Nonprofit hospitals saw the collective value of their tax exemptions rise from an estimated $23.7 billion in 2019 to $27.6 billion in 2020 thanks in part to “substantial amounts” of government relief funding that pumped up their untaxed net incomes, according to a new analysis from the Kaiser Family Foundation.
The 2020 total represents 43% of the net income nonprofit hospitals reported earning in 2020, KFF analysts wrote. It’s just a few billion below the $31.9 billion in Medicare and Medicaid disproportionate share hospital payments received that same year, KFF analysts wrote, and $11.6 billion more than the total charity care costs those hospitals reported.
The value of tax exemptions grew 41% from about $20 billion in 2011 to about $28 billion in 2020.
“The rising value of tax exemption means that federal, state and local governments have been forgoing increasing amounts of revenue over time to provide tax benefits to nonprofit hospitals, crowding out other uses of those funds,” KFF’s analysts wrote in the report. “This has raised questions about whether nonprofit facilities provide sufficient benefit to their communities to justify this tax benefit.”
The estimate comprises the federal and state corporate income taxes, sales taxes and property taxes avoided by nonprofit hospitals thanks to their tax-exempt status, as well as any increases in charitable contributions and decreases in bond interest rate payments tied to their status, KFF wrote. The group collected the data from hospital cost reports, IRS filings and American Hospital Association (AHA) survey data.
2020’s 16% increase came during a year when hospital operations saw frequent disruptions that hindered patient care income, the analysts wrote. Those declines were “more than offset” by government pandemic support, increases in charitable contributions and investment income, they wrote, and came on the heels of a nine-year, 143% rise in nonprofits’ total net income.
Additionally, the $27.6 billion of 2020 far outstrips the $16 billion in total charity costs reported by nonprofit hospitals that year, though KFF Senior Analyst Jamie Godwin told Fierce Healthcare that hospitals “also provide other types of benefits to the communities they serve” aside from charity care.
Tax exemption and community benefit have been contentious subjects between policy researchers and the hospital industry, who often disagree on where the line on community benefit should be drawn.
One Lown Institute analysis from last year, for instance, reviewed 275 nonprofit hospital systems’ 2018 and 2019 IRS filings and tallied an $18.4 billion charity care deficit.
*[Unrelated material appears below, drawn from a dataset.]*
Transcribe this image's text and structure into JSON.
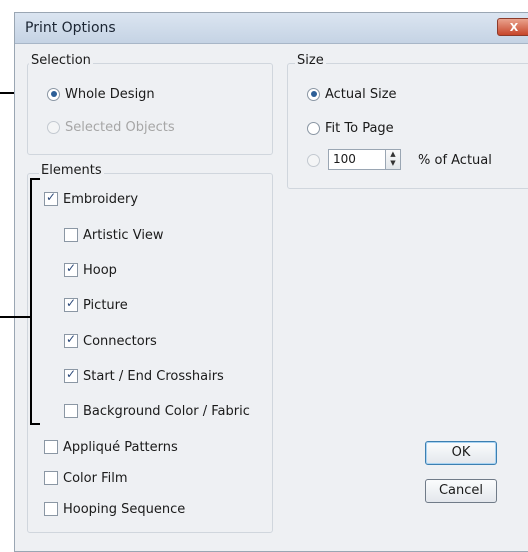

Another study penned by Johns Hopkins researchers that reviewed multiple data sources from 1,472 hospitals between 2011 to 2018 found that 38.5% of nonprofits provided less community benefit than the value of their tax exemptions.
Historically, the AHA has critiqued the methodologies of such analyses for not including what they believe to be the entirety of a hospital’s community benefit, and KFF’s most recent estimate appears to fall under that umbrella.
In an email statement responding to the latest analysis, Melinda Hatton, general counsel for the AHA, pointed to “a more comprehensive report” conducted by Ernst & Young and backed by the hospital group. It concluded that nonprofit hospitals and health systems provided $9 in community benefits for every tax dollar they didn’t pay during 2019.
“A narrow reading of community benefit limited to financial assistance misses the important work hospitals do to close the pervasive gaps between federal reimbursements for care and the actual cost of care as well as the many other benefits hospitals provide directly to their communities,” Hatton told Fierce Healthcare in the email statement. “Whether it is public health activities, such as clinics and testing, training for the next generation of caregivers or efforts to prevent illness, including wellness education or more hands-on efforts to improve living conditions, hospitals continually give back to the communities they serve.”